→ **EXERCISE GOAL**: Go through the records below and report each line with "Date" in it.

Extracted data entries:
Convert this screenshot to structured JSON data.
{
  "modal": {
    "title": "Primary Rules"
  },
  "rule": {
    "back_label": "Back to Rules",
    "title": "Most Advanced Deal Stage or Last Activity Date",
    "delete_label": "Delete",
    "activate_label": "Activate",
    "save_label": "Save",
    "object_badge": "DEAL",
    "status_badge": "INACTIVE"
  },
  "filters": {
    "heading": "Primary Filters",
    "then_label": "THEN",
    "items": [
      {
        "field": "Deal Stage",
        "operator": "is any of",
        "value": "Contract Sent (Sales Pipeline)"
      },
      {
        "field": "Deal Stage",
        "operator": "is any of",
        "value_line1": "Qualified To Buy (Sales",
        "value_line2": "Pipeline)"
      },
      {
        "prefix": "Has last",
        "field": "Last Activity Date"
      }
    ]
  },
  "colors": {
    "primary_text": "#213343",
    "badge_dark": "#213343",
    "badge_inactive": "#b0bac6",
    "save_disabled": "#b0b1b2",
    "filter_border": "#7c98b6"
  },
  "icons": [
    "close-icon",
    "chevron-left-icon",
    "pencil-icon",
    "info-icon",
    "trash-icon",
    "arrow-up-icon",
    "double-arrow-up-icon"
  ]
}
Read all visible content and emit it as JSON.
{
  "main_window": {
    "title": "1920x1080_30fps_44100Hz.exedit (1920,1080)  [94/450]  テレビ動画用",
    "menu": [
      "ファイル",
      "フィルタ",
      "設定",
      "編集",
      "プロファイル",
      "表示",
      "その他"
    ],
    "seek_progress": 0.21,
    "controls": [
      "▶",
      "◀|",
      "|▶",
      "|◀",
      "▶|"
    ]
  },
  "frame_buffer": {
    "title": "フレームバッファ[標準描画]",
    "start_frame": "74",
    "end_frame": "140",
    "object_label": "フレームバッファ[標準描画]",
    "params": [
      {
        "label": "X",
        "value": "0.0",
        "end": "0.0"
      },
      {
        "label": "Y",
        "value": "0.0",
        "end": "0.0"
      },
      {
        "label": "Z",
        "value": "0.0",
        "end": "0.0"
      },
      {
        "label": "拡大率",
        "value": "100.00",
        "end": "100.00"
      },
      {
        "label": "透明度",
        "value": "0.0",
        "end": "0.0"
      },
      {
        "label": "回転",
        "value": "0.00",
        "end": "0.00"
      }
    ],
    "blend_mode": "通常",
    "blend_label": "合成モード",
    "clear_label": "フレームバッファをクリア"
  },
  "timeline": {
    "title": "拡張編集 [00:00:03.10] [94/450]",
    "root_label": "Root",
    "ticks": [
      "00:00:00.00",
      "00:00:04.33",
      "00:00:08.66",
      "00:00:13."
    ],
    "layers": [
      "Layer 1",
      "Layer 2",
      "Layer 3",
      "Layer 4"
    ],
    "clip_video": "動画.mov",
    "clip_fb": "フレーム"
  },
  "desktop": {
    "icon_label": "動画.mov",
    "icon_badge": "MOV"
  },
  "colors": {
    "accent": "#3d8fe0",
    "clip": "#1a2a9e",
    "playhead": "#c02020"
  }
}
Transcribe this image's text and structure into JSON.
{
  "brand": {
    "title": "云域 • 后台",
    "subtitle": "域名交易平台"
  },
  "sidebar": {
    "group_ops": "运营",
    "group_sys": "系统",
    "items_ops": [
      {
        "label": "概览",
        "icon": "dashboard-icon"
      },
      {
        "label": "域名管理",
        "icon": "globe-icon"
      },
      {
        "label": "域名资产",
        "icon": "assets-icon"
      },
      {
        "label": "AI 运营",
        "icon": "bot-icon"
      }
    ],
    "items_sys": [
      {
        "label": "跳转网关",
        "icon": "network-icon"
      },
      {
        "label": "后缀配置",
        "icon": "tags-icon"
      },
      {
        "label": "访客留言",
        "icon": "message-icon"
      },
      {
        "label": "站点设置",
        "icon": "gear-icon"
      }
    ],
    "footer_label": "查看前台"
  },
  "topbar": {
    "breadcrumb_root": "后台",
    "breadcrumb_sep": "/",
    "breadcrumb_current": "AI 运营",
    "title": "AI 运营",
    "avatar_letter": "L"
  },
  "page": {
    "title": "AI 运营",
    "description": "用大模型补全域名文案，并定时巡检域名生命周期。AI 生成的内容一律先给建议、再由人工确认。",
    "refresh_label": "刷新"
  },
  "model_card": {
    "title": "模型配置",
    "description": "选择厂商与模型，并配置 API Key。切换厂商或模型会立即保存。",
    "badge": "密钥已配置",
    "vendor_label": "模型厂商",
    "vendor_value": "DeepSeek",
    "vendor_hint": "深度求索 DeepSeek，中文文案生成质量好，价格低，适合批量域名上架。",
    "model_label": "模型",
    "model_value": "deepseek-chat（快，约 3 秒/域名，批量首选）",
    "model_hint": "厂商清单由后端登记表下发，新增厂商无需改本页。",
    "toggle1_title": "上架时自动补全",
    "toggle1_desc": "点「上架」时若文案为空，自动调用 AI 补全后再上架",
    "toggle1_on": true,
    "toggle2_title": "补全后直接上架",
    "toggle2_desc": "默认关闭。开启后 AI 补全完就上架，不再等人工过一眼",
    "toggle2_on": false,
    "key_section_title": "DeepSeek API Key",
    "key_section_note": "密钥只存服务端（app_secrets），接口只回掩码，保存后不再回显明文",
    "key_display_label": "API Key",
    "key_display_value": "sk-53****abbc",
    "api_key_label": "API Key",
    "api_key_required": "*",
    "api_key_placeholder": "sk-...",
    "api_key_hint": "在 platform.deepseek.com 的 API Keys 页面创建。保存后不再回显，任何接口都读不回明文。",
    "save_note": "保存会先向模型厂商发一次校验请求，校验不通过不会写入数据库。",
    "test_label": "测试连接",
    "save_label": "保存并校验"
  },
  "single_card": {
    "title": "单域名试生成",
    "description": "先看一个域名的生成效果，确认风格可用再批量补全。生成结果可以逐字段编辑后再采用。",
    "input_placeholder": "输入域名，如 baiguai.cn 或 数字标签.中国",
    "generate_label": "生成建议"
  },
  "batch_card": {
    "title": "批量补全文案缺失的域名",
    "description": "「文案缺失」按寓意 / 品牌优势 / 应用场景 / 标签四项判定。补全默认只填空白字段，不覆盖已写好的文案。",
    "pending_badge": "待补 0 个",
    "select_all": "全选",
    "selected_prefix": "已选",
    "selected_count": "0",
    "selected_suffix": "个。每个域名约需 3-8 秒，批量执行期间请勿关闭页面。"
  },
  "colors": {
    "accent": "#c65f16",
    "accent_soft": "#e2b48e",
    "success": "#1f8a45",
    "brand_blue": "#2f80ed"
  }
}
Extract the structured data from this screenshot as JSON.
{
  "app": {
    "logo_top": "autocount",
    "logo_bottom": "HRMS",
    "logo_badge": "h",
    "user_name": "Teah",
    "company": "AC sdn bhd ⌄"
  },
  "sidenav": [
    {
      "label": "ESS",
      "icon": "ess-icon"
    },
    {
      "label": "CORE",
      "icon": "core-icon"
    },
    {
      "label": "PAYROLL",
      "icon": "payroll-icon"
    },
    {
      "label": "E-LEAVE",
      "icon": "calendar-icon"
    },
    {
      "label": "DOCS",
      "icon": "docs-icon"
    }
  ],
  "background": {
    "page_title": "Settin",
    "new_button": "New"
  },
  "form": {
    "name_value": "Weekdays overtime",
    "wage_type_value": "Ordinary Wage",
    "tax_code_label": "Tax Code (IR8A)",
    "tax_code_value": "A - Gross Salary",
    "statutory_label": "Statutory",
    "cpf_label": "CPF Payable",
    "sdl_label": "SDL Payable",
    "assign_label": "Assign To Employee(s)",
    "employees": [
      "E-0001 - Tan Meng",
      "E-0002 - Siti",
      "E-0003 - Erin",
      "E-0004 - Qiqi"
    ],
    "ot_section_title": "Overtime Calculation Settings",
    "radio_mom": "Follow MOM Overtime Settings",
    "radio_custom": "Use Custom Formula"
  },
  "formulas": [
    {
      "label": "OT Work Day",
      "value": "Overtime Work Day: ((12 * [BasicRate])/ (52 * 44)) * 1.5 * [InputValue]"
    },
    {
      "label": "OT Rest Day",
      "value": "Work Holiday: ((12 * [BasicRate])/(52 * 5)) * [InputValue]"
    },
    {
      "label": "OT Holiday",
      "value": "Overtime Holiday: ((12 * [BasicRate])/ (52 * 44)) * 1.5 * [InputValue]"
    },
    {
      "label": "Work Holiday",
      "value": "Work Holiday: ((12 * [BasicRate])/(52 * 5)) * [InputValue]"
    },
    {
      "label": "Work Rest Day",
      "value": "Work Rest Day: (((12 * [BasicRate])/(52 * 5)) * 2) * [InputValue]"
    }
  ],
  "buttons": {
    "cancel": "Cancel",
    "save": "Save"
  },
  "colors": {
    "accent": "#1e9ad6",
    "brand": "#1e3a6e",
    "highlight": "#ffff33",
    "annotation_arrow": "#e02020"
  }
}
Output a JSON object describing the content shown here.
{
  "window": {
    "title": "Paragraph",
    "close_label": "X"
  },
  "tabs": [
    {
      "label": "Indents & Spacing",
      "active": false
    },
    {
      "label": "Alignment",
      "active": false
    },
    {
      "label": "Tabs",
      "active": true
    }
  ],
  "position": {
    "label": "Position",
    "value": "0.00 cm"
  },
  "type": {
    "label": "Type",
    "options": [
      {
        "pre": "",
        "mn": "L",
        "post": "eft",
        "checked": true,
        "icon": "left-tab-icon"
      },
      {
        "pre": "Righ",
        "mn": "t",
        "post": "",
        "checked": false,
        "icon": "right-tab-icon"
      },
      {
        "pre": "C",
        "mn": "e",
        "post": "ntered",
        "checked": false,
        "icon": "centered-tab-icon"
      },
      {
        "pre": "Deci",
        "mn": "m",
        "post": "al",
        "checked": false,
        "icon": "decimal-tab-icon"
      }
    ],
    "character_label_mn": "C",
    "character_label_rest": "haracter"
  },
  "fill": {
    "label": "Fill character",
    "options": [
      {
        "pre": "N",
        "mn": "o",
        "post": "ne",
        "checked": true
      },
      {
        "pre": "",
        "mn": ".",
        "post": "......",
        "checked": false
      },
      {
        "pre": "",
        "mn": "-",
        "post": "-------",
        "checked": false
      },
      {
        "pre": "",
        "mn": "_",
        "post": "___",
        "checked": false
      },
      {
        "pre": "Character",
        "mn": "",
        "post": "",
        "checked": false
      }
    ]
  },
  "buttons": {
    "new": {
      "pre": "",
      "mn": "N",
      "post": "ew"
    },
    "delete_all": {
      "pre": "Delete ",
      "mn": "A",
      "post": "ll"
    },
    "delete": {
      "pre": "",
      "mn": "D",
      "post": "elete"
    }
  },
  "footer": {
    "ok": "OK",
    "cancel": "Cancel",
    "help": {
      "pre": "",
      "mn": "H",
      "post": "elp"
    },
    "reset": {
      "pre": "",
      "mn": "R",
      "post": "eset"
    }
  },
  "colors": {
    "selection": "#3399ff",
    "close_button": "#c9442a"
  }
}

→ **EXERCISE SOLUTION**:
    "title": "Most Advanced Deal Stage or Last Activity Date",
        "field": "Last Activity Date"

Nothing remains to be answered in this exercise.